The $128bn investment in clean electricity tax incentives is 13% the size of the entire global renewable energy market. A short-term increase in demand might raise the scarcity and costs of input materials. In the long term, however, increased demand will accelerate technological learning. Researchers have shown that the more renewable energy we install, the cheaper it gets.
How do we know that? Because history tells us.
In the wake of the 2008 global financial crisis, government programmes from the US and Europe were successful in stimulating new demand, to similar effect, and today, clean energy is cheaper than coal or even gas-powered plants. Declining technology costs have in turn contributed to increased adoption in renewable energy, supporting the higher levels of wind and solar we now enjoy.
In other words, we have seen time and again that making investments in clean energy, transport and other sectors leads to new clean innovations and cost improvements for all, directly benefitting and speeding up the energy transition globally. This infusion of research funds is of particular importance for emerging technologies such as green hydrogen and green steel to become economically competitive with traditional alternatives.
Whether we like it or not, US actions at home spur actions abroad. President Ronald Reagan famously repeated “the eyes of all people are upon us”, likening the US to the biblical shining city upon a hill. Independent nations don’t always think independently. For a global problem like climate change, nations shape their own actions on the actions of each other. As the largest historical emitter, and the self-proclaimed “leader of the free world”, US actions are particularly influential.

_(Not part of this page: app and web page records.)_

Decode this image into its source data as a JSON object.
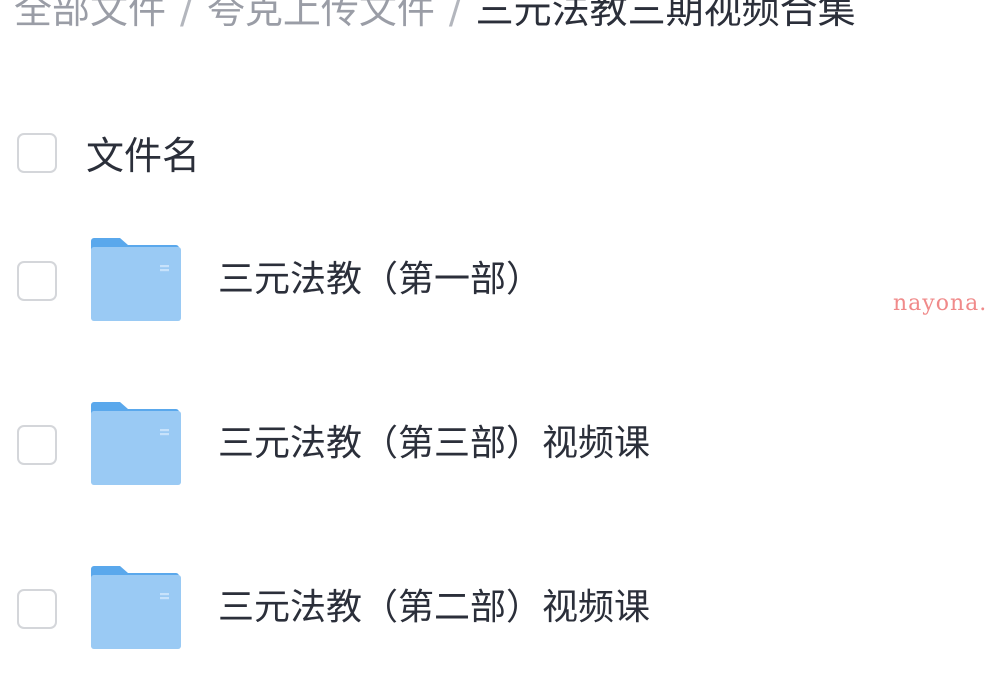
{
  "breadcrumb": {
    "items": [
      "全部文件",
      "夸克上传文件",
      "三元法教三期视频合集"
    ],
    "separator": "/"
  },
  "list_header": {
    "name_column": "文件名"
  },
  "files": [
    {
      "name": "三元法教（第一部）",
      "icon": "folder-icon"
    },
    {
      "name": "三元法教（第三部）视频课",
      "icon": "folder-icon"
    },
    {
      "name": "三元法教（第二部）视频课",
      "icon": "folder-icon"
    }
  ],
  "watermark": "nayona.",
  "colors": {
    "folder_front": "#8fc4f3",
    "folder_back": "#5aa8ec",
    "text_primary": "#2b2f3a",
    "text_muted": "#9a9da6",
    "checkbox_border": "#d4d6da",
    "watermark": "#f08a8a"
  }
}
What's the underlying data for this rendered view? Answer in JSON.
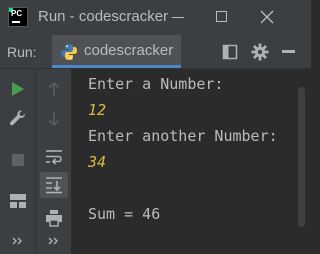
{
  "window": {
    "title": "Run - codescracker"
  },
  "run_panel": {
    "label": "Run:",
    "tab_label": "codescracker"
  },
  "console": {
    "lines": [
      {
        "text": "Enter a Number:",
        "kind": "output"
      },
      {
        "text": "12",
        "kind": "input"
      },
      {
        "text": "Enter another Number:",
        "kind": "output"
      },
      {
        "text": "34",
        "kind": "input"
      },
      {
        "text": "",
        "kind": "output"
      },
      {
        "text": "Sum = 46",
        "kind": "output"
      }
    ]
  },
  "icons": {
    "app": "pycharm-logo-icon",
    "tab": "python-icon",
    "run": "run-icon",
    "wrench": "wrench-icon",
    "stop": "stop-icon",
    "layout": "layout-icon",
    "more": "double-chevron-icon",
    "up": "arrow-up-icon",
    "down": "arrow-down-icon",
    "wrap": "soft-wrap-icon",
    "scroll_end": "scroll-to-end-icon",
    "print": "print-icon",
    "gear": "gear-icon"
  },
  "colors": {
    "background": "#2b2b2b",
    "chrome": "#3c3f41",
    "output_text": "#bbbbbb",
    "input_text": "#d7ba3d",
    "run_green": "#499c54",
    "tab_underline": "#4a88c7"
  }
}
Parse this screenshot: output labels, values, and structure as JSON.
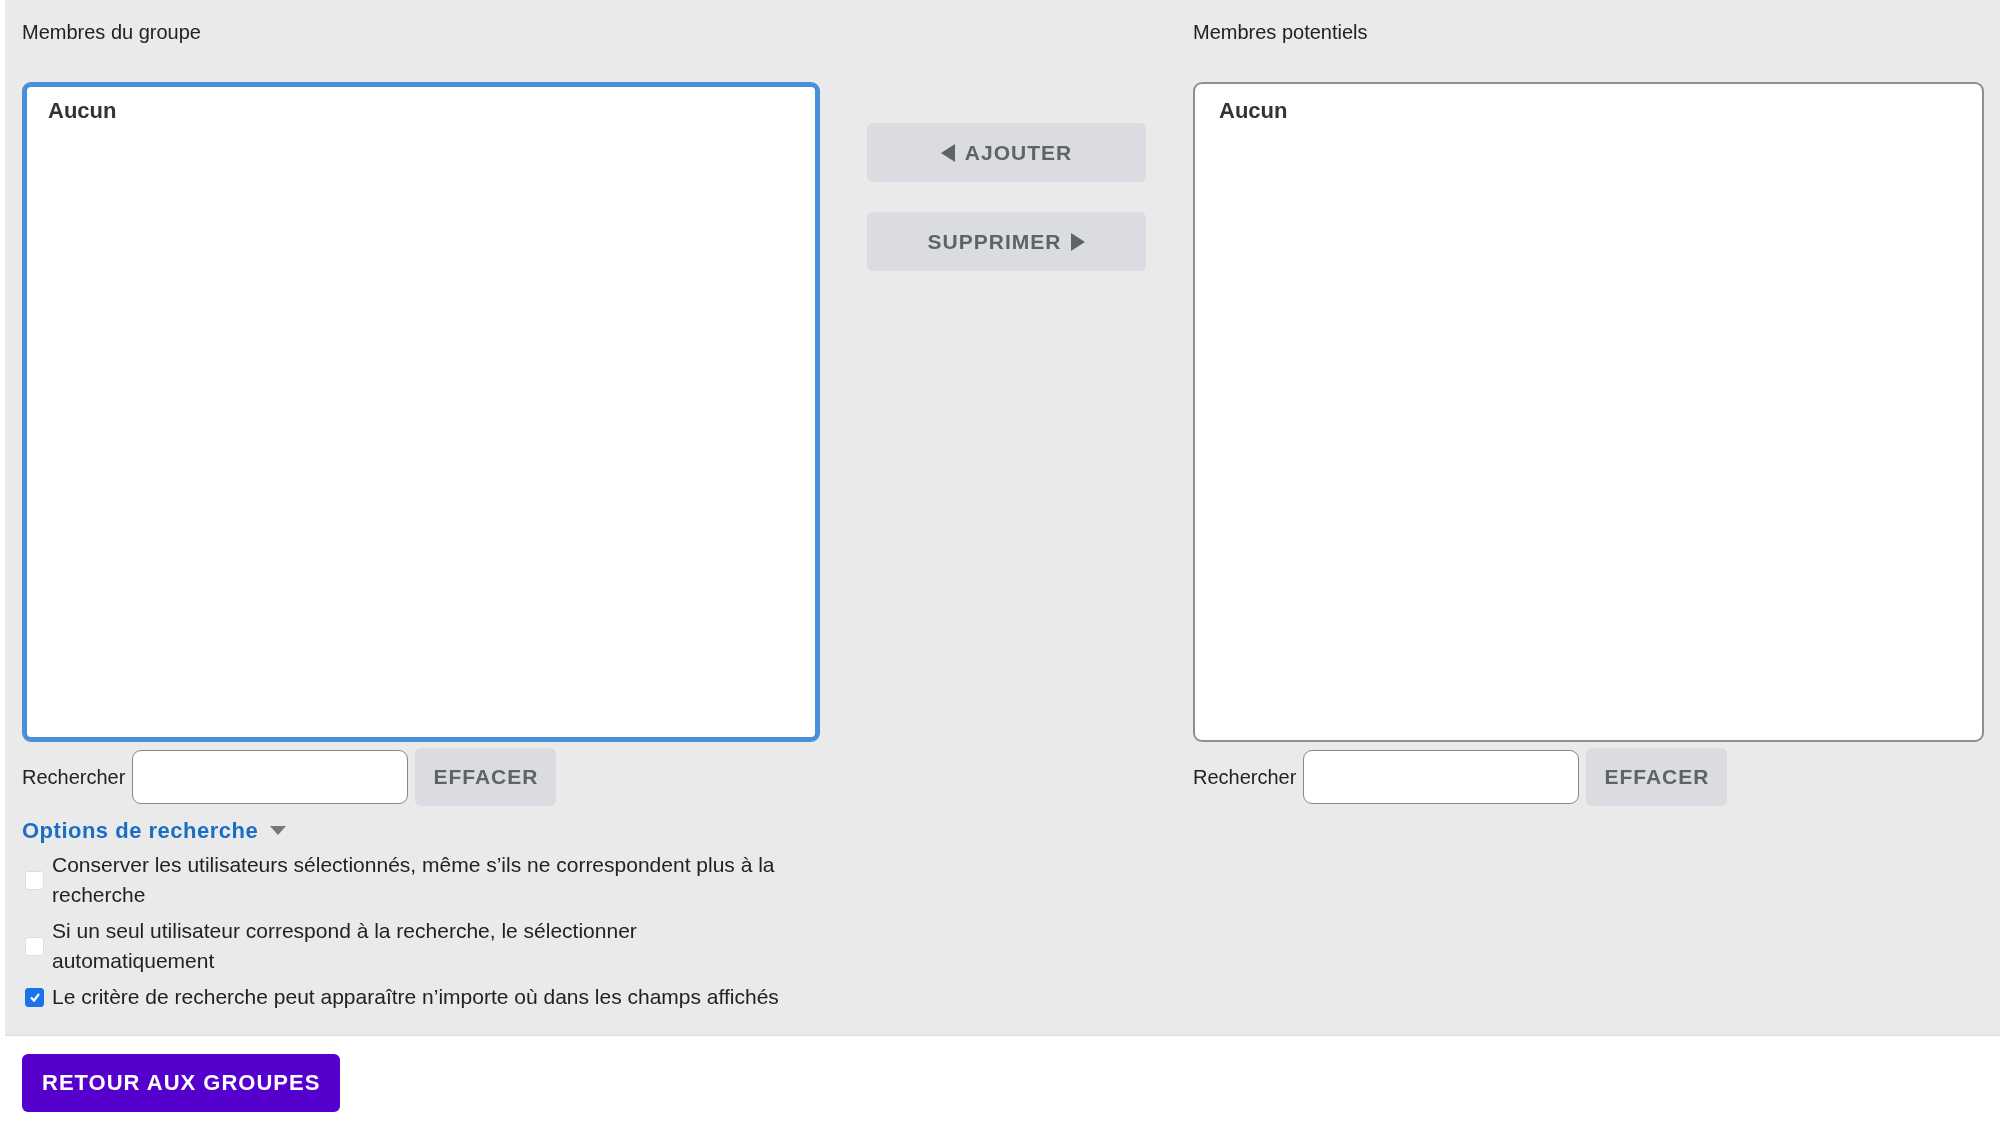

Why is the US still a global leader on energy?
So, there is also a global policy learning aspect to this, a “leadership effect” where US moves indirectly encourage similar moves globally, and learnings from this economy-wide action could help guide other countries’ similar efforts, both those ongoing and yet to come.
The global workforce does not have the green skill sets to meet the needs of a clean energy transition that would limit warming to 1.5 or 2°C. However, with the new US bill set to create nine million jobs in the next decade, the world could learn from and be inspired by US green skills development and how these sectors expand to include and train workers that will increasingly be needed in the future.
The full impacts of the bill will depend very much on the policy specifics, which remain to be seen. To this end, the US administration has everything to lose. Ineffective policy design and implementation could curtail its climate impacts and harm vulnerable communities.
This is where the US could learn from the world – a project from Oxford University showcases more than 850 green investments from 47 governments in response to Covid-19. Related research shows these investments are likely to create more jobs and achieve higher economic returns than traditional alternatives. Green investments have so much additional value in part because they tend to support new industries with high indirect and induced benefits across sectors.
It also matters how this momentum is utilised by the US international climate team led by Special Envoy for Climate John Kerry. There is space to increase trust and motivation among global partners. The major climate investment will boost US credibility on the world stage, providing a strong new opening from which to share lessons learned and encourage partner nations, especially advanced economies, to accelerate their own climate-friendly policies. Given the risk of the bill’s new allowances for oil and gas leases and the opening of federal lands, this will be a tightrope walk – it would be disingenuous to ask an African nation to stop taking fuel out of the ground, for instance, while encouraging the opposite at home.
Holes persist in US climate policy, that is for sure. For one, a decade-long promise to help developing nations make a climate transition stands largely unfilled. Developing countries have largely delivered their end of the bargain so far, but the US is far behind on delivering its fair share. The risks are existential – if developing nations approach the same emissions footprint per capita as developed nations, all hopes for a tenable climate future would be quickly dismissed. As the US bill prioritises environmental justice at home, US global action on climate should also look out for vulnerable communities abroad.
So, as the world rightly celebrates the many benefits, direct and indirect, that will come from this historic investment, the US would do well to keep its eye on the prize. A win of this magnitude can be a powerful force for unlocking action in other countries. Ultimately, however, the US must lean more into the green than the dirty elements of this bill and follow through on the many other ways it can support an energy transition both at home and within countries most harmed by climate impacts.